JACKSONVILLE, Fla. – U.S. air travel returned mostly to normal Thursday, a day after a computer system that sends safety information to pilots broke down and grounded traffic from coast to coast.
By early afternoon Thursday on the East Coast, about 100 flights had been canceled and 1,700 delayed — much lower figures than on Wednesday, when more than 1,300 flights were scrubbed and 11,000 delayed.
But attention turned to the federal agency whose technology failure inconvenienced millions of travelers.
The Federal Aviation Administration said a damaged database file appeared to have caused the outage in the safety-alert system. Transportation Secretary Pete Buttigieg promised a thorough examination to avoid another major failure.
Canada also experienced a similar failure with its flight safety system, although officials say there does not appear to be a connection with the U.S. failure. Canada’s Notice to Air Mission system, which provides last-minute alerts and warnings to pilots, experienced an outage Wednesday, around the same time U.S. flights were grounded for the first time since Sept. 11, 2001.
NAV Canada tweeted that its “entry system is currently experiencing an outage affecting newly issued NOTAMS, and we are working to restore function. We are not currently experiencing any delays related to this outage.”
U.S. flight passengers weren’t as lucky.
The Notice to Air Mission, or NOTAM, system that crashed has been criticized for years, and at least one aviation industry has called for it to be replaced altogether. The FAA said the problem was likely a damaged database file, saying there was no evidence yet of any cyberattack.
“I have been flying for 45 years now, and I do not recall this ever happening,” said aviation expert and pilot Ed Booth.
Booth showed News4JAX Wednesday’s warning on his NOTAM system, which says NOTAM data may not be current due to a U.S. NOTAM service interruption. A recheck of data prior to departure may be warranted.
“They may not be up to date, so I don’t say the system is fixed,” Booth said.
Critics say the FAA has been underfunded and needs to modernize its technology. Buttigieg says action will be taken.
“The FAA will continue its work to further pinpoint the sources of this issue and steps to prevent it from occurring again,” he tweeted.
At my direction, FAA is continuing its system review. Preliminary work has traced the issue to a damaged database file, with no evidence of a cyber attack.— Secretary Pete Buttigieg (@SecretaryPete) January 11, 2023
FAA will continue its work to further pinpoint the sources of this issue and steps to prevent it from occurring again.
At Jacksonville International Airport on Thursday, it was business as usual, according to airport officials.
“We’d consider it a return to normal, but we encourage all of our travelers to check with your airlines before you come because there are still some flights that are delayed,” said Jacksonville Aviation Authority Vice President Michael Stewart.
But at other airports across the country and the globe, the effects of Wednesday’s no-fly order were still being felt.

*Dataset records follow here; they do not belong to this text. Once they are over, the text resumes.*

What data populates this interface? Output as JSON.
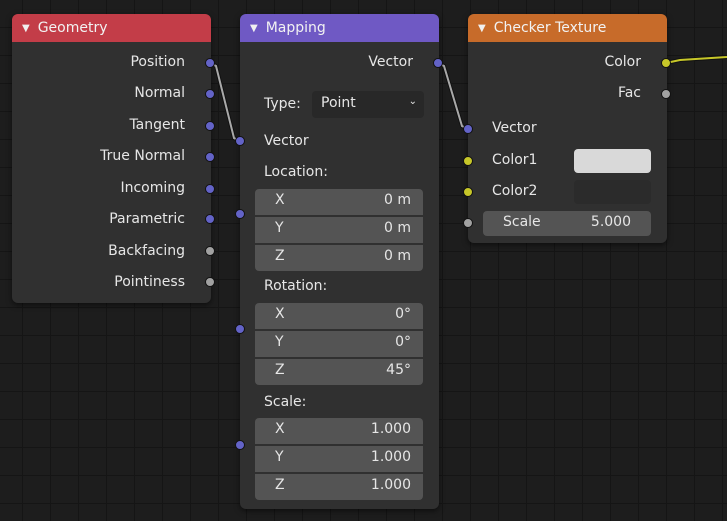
{
  "nodes": {
    "geometry": {
      "title": "Geometry",
      "header_color": "#c33d48",
      "outputs": [
        "Position",
        "Normal",
        "Tangent",
        "True Normal",
        "Incoming",
        "Parametric",
        "Backfacing",
        "Pointiness"
      ]
    },
    "mapping": {
      "title": "Mapping",
      "header_color": "#6f59c4",
      "output": "Vector",
      "type_label": "Type:",
      "type_value": "Point",
      "input_vector": "Vector",
      "location": {
        "label": "Location:",
        "x": "0 m",
        "y": "0 m",
        "z": "0 m"
      },
      "rotation": {
        "label": "Rotation:",
        "x": "0°",
        "y": "0°",
        "z": "45°"
      },
      "scale": {
        "label": "Scale:",
        "x": "1.000",
        "y": "1.000",
        "z": "1.000"
      },
      "axis_labels": {
        "x": "X",
        "y": "Y",
        "z": "Z"
      }
    },
    "checker": {
      "title": "Checker Texture",
      "header_color": "#c76b2a",
      "outputs": [
        "Color",
        "Fac"
      ],
      "inputs": {
        "vector": "Vector",
        "color1": "Color1",
        "color2": "Color2",
        "scale_label": "Scale",
        "scale_value": "5.000"
      },
      "color1_value": "#d9d9d9",
      "color2_value": "#2b2b2b"
    }
  },
  "icons": {
    "collapse": "triangle-down",
    "dropdown": "chevron-down"
  },
  "colors": {
    "vector_socket": "#6363c7",
    "color_socket": "#c7c729",
    "value_socket": "#a1a1a1",
    "link": "#a9a9a9"
  }
}
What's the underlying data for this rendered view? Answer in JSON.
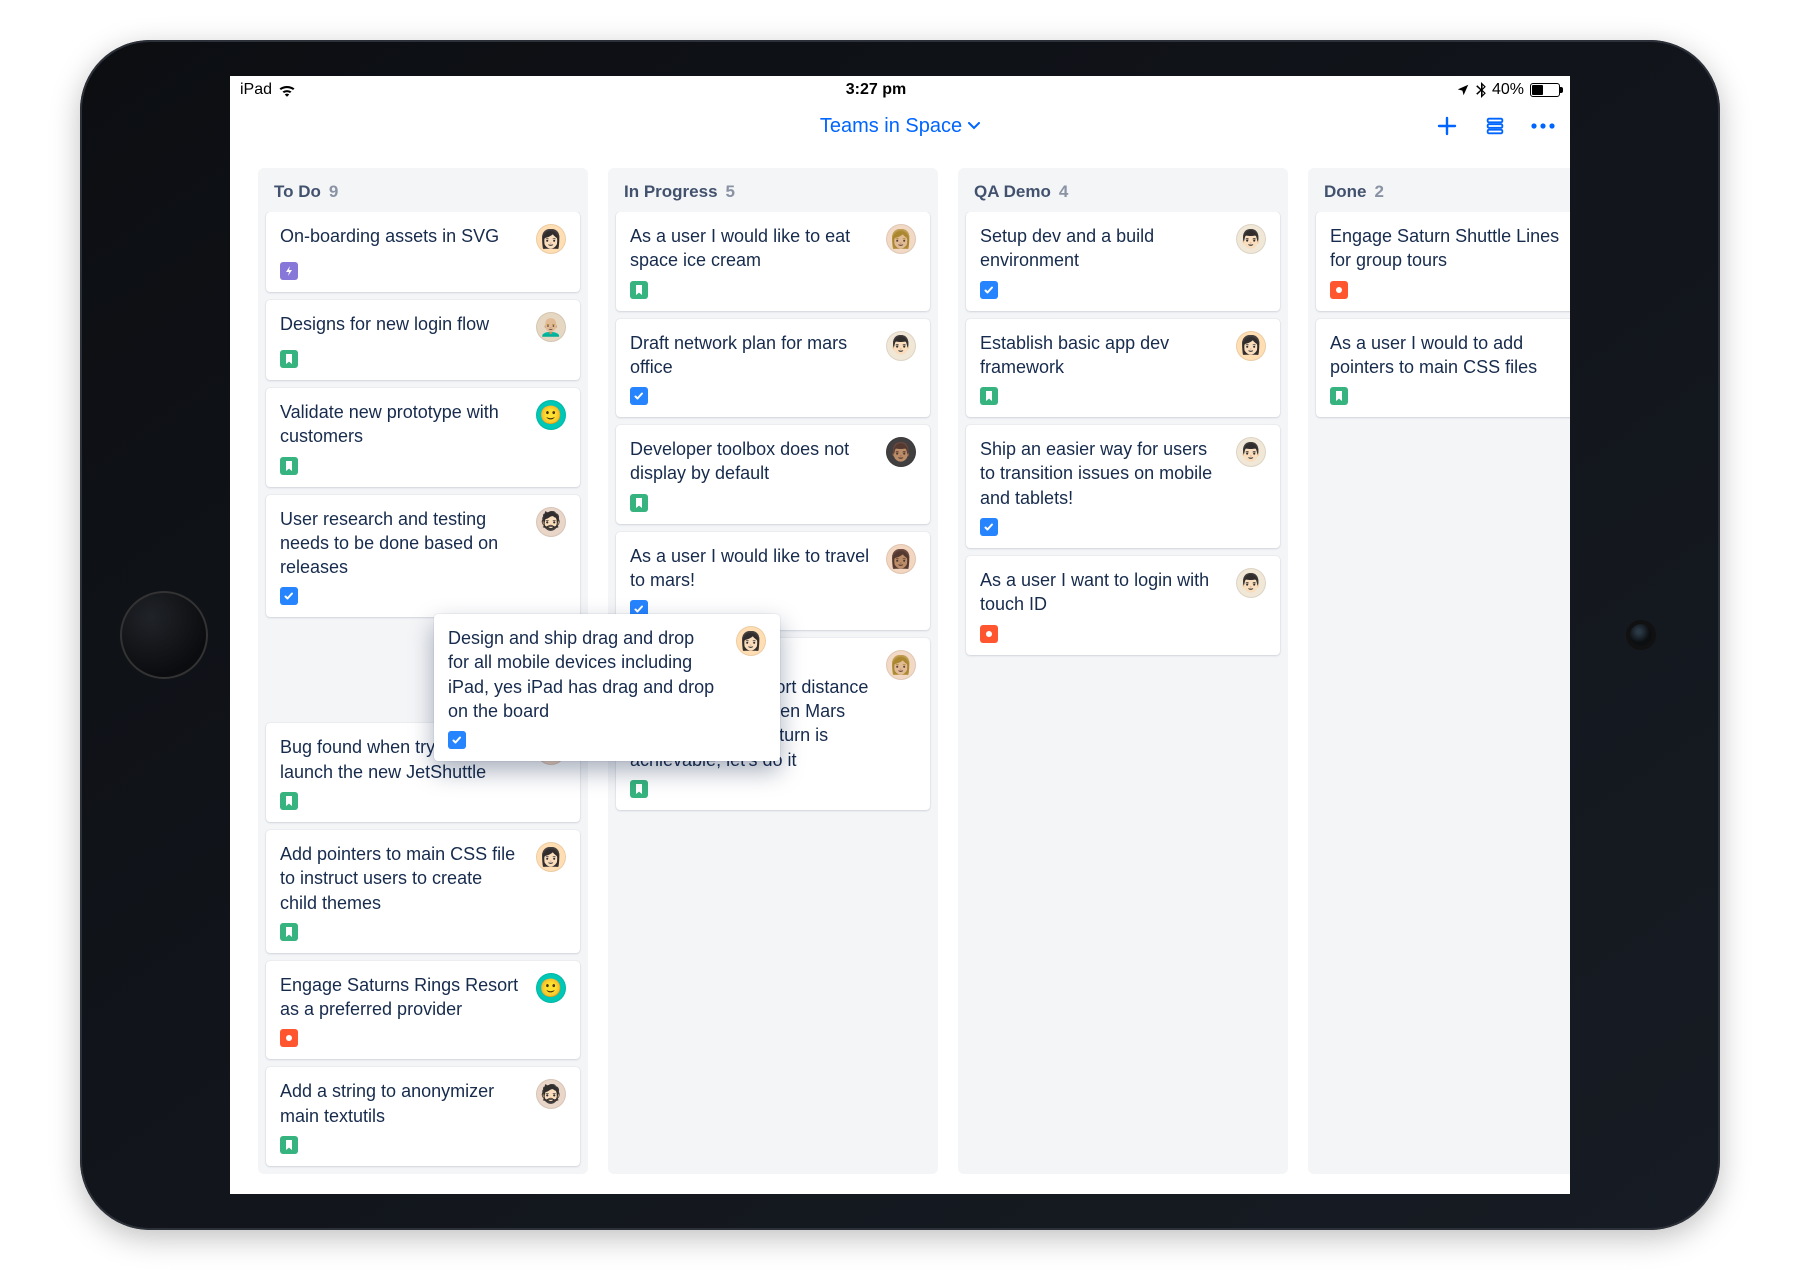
{
  "statusbar": {
    "device": "iPad",
    "time": "3:27 pm",
    "battery_pct": "40%"
  },
  "header": {
    "board_title": "Teams in Space",
    "actions": {
      "add": "＋",
      "filter": "☰",
      "more": "•••"
    }
  },
  "avatars": {
    "a1": {
      "bg": "#FFDEB3",
      "emoji": "👩🏻"
    },
    "a2": {
      "bg": "#E6D7C2",
      "emoji": "👨🏼‍🦲"
    },
    "a3": {
      "bg": "#00C7B6",
      "emoji": "🙂"
    },
    "a4": {
      "bg": "#E9D6C8",
      "emoji": "🧔🏻"
    },
    "a5": {
      "bg": "#F3D6C0",
      "emoji": "👩🏽"
    },
    "a6": {
      "bg": "#413F3F",
      "emoji": "👨🏽"
    },
    "a7": {
      "bg": "#F0E7D7",
      "emoji": "👨🏻"
    },
    "a8": {
      "bg": "#F2D9C5",
      "emoji": "👩🏼"
    }
  },
  "columns": [
    {
      "id": "todo",
      "title": "To Do",
      "count": "9",
      "cards": [
        {
          "text": "On-boarding assets in SVG",
          "tag": "epic",
          "avatar": "a1"
        },
        {
          "text": "Designs for new login flow",
          "tag": "story",
          "avatar": "a2"
        },
        {
          "text": "Validate new prototype with customers",
          "tag": "story",
          "avatar": "a3"
        },
        {
          "text": "User research and testing needs to be done based on releases",
          "tag": "task",
          "avatar": "a4"
        },
        {
          "text": "",
          "tag": "",
          "avatar": ""
        },
        {
          "text": "Bug found when trying to launch the new  JetShuttle",
          "tag": "story",
          "avatar": "a5"
        },
        {
          "text": "Add pointers to main CSS file to instruct users to create child themes",
          "tag": "story",
          "avatar": "a1"
        },
        {
          "text": "Engage Saturns Rings Resort as a preferred provider",
          "tag": "bug",
          "avatar": "a3"
        },
        {
          "text": "Add a string to anonymizer main textutils",
          "tag": "story",
          "avatar": "a4"
        }
      ]
    },
    {
      "id": "inprogress",
      "title": "In Progress",
      "count": "5",
      "cards": [
        {
          "text": "As a user I would like to eat space ice cream",
          "tag": "story",
          "avatar": "a8"
        },
        {
          "text": "Draft network plan for mars office",
          "tag": "task",
          "avatar": "a7"
        },
        {
          "text": "Developer toolbox does not display by default",
          "tag": "story",
          "avatar": "a6"
        },
        {
          "text": "As a user I would like to travel to mars!",
          "tag": "task",
          "avatar": "a5"
        },
        {
          "text": "Engage JetShuttle SpaceWays for short distance space travel between Mars and Earth but if Saturn is achievable, let's do it",
          "tag": "story",
          "avatar": "a8"
        }
      ]
    },
    {
      "id": "qademo",
      "title": "QA Demo",
      "count": "4",
      "cards": [
        {
          "text": "Setup dev and a build environment",
          "tag": "task",
          "avatar": "a7"
        },
        {
          "text": "Establish basic app dev framework",
          "tag": "story",
          "avatar": "a1"
        },
        {
          "text": "Ship an easier way for users to transition issues on mobile and tablets!",
          "tag": "task",
          "avatar": "a7"
        },
        {
          "text": "As a user I want to login with touch ID",
          "tag": "bug",
          "avatar": "a7"
        }
      ]
    },
    {
      "id": "done",
      "title": "Done",
      "count": "2",
      "cards": [
        {
          "text": "Engage Saturn Shuttle Lines for group tours",
          "tag": "bug",
          "avatar": "a5"
        },
        {
          "text": "As a user I would to add pointers to main CSS files",
          "tag": "story",
          "avatar": "a1"
        }
      ]
    }
  ],
  "floating_card": {
    "text": "Design and ship drag and drop for all mobile devices including iPad, yes iPad has drag and drop on the board",
    "tag": "task",
    "avatar": "a1"
  }
}
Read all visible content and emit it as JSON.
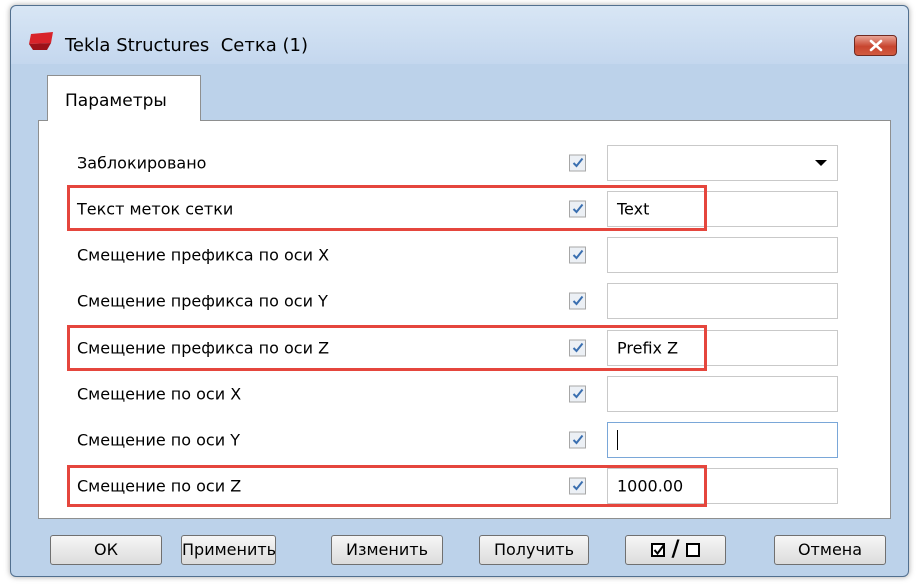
{
  "window": {
    "title": "Tekla Structures  Сетка (1)"
  },
  "tabs": [
    {
      "label": "Параметры"
    }
  ],
  "rows": [
    {
      "label": "Заблокировано",
      "checked": true,
      "value": "",
      "type": "dropdown"
    },
    {
      "label": "Текст меток сетки",
      "checked": true,
      "value": "Text",
      "type": "text"
    },
    {
      "label": "Смещение префикса по оси X",
      "checked": true,
      "value": "",
      "type": "text"
    },
    {
      "label": "Смещение префикса по оси Y",
      "checked": true,
      "value": "",
      "type": "text"
    },
    {
      "label": "Смещение префикса по оси Z",
      "checked": true,
      "value": "Prefix Z",
      "type": "text"
    },
    {
      "label": "Смещение по оси X",
      "checked": true,
      "value": "",
      "type": "text"
    },
    {
      "label": "Смещение по оси Y",
      "checked": true,
      "value": "",
      "type": "text",
      "focused": true
    },
    {
      "label": "Смещение по оси Z",
      "checked": true,
      "value": "1000.00",
      "type": "text"
    }
  ],
  "buttons": {
    "ok": "ОК",
    "apply": "Применить",
    "modify": "Изменить",
    "get": "Получить",
    "cancel": "Отмена"
  },
  "colors": {
    "highlight": "#e5463d",
    "window_frame": "#bcd2ea",
    "close_button": "#c8452f"
  }
}
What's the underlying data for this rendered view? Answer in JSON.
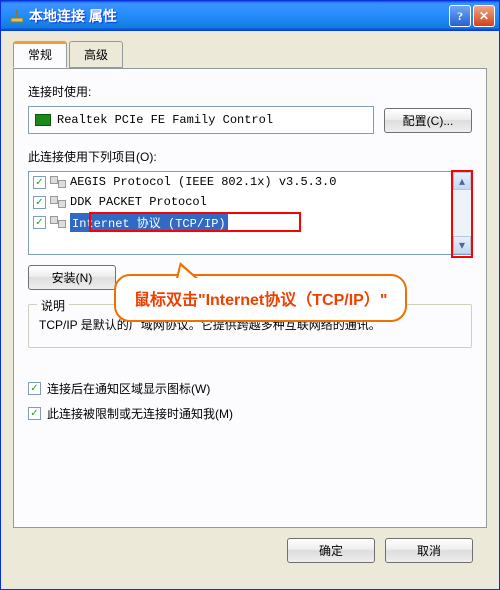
{
  "title": "本地连接 属性",
  "tabs": {
    "general": "常规",
    "advanced": "高级"
  },
  "connect_using_label": "连接时使用:",
  "adapter": "Realtek PCIe FE Family Control",
  "configure_btn": "配置(C)...",
  "items_label": "此连接使用下列项目(O):",
  "list": [
    {
      "checked": true,
      "label": "AEGIS Protocol (IEEE 802.1x) v3.5.3.0"
    },
    {
      "checked": true,
      "label": "DDK PACKET Protocol"
    },
    {
      "checked": true,
      "label": "Internet 协议 (TCP/IP)",
      "selected": true
    }
  ],
  "install_btn": "安装(N)",
  "desc_title": "说明",
  "desc_text": "TCP/IP 是默认的广域网协议。它提供跨越多种互联网络的通讯。",
  "check1": "连接后在通知区域显示图标(W)",
  "check2": "此连接被限制或无连接时通知我(M)",
  "ok_btn": "确定",
  "cancel_btn": "取消",
  "callout": "鼠标双击\"Internet协议（TCP/IP）\"",
  "scroll": {
    "up": "▴",
    "down": "▾"
  },
  "help_symbol": "?",
  "close_symbol": "✕",
  "checkmark": "✓"
}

“Other airports are still having some problems because there’s a triple effect that happens when you have a major disruption,” Stewart said.
Senate Commerce Committee Chair Maria Cantell said that a congressional panel will be looking into what caused the outage and how redundance plays a role in preventing future outages.